Opening the Pacific Tuna Forum today, Minister for Minister for Fisheries and Forests, Hon. Osea Naiqamu said that “it is important that all Pacific Island States, together with distant water fishing nations, agree to the fundamental principles of adopting and implementing sustainable fishing methods and practices.”
“Maybe is it time for a restructure of the whole industry and a need to reduce the number of distant water fishing vessels that fish in our region as well as the overall number of fleets,” Minister Naiqamu said.
Minister Naiqamu highlighted the current challenges facing the world tuna fishing industry, which include lower catch rates, paying higher fees and selling catches at depressed world prices.
The Papua New Guinea Minister for Fisheries and Marine Resource, Hon. Mao Zeming said the country continues to promote regional approach to sustainably manage fisheries resources and strengthen monitoring and surveillance programs in the region.

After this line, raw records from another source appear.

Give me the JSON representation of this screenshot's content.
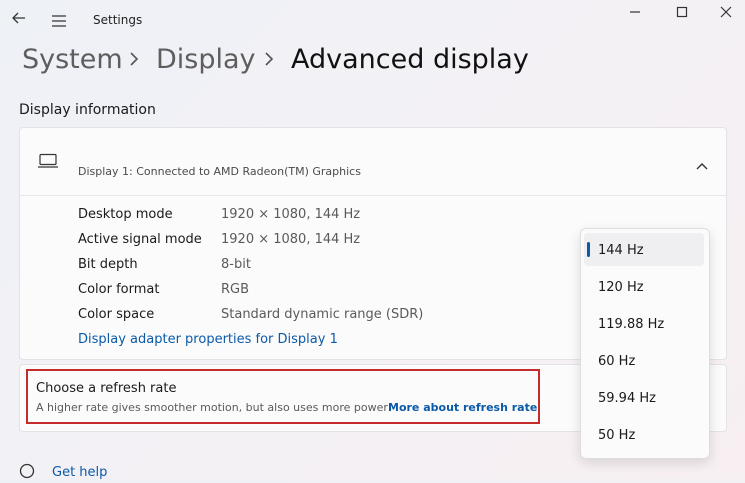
{
  "app": {
    "title": "Settings"
  },
  "breadcrumb": {
    "items": [
      "System",
      "Display"
    ],
    "current": "Advanced display"
  },
  "display_info": {
    "section_title": "Display information",
    "card_subtitle": "Display 1: Connected to AMD Radeon(TM) Graphics",
    "rows": [
      {
        "label": "Desktop mode",
        "value": "1920 × 1080, 144 Hz"
      },
      {
        "label": "Active signal mode",
        "value": "1920 × 1080, 144 Hz"
      },
      {
        "label": "Bit depth",
        "value": "8-bit"
      },
      {
        "label": "Color format",
        "value": "RGB"
      },
      {
        "label": "Color space",
        "value": "Standard dynamic range (SDR)"
      }
    ],
    "adapter_link": "Display adapter properties for Display 1"
  },
  "refresh": {
    "title": "Choose a refresh rate",
    "subtitle": "A higher rate gives smoother motion, but also uses more power",
    "link": "More about refresh rate",
    "options": [
      "144 Hz",
      "120 Hz",
      "119.88 Hz",
      "60 Hz",
      "59.94 Hz",
      "50 Hz"
    ],
    "selected": "144 Hz"
  },
  "help": {
    "label": "Get help"
  },
  "icons": {
    "back": "back-arrow-icon",
    "menu": "hamburger-menu-icon",
    "minimize": "minimize-icon",
    "maximize": "maximize-icon",
    "close": "close-icon",
    "laptop": "laptop-icon",
    "collapse": "chevron-up-icon",
    "help": "help-icon"
  },
  "colors": {
    "accent": "#0a5aa8",
    "highlight": "#c42b2b"
  }
}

“We also want to fish and develop our fishing industries and establish viable fish processing industries to process tuna,” Minister Zeming said.
“It is therefore important that the Pacific Islands be given the opportunity to participate in the world economy through investments in fishing ventures and tuna processing facilities.”
The two-day forum will discuss ways to come up with appropriate strategies to address the overfishing of bigeye tuna and the threat faced by yellow fin tuna in the region.
The Regional Tuna Industry and Trade Conference is co-hosted by the Fijian Government and Papua New Guinea’s National Fisheries Authority.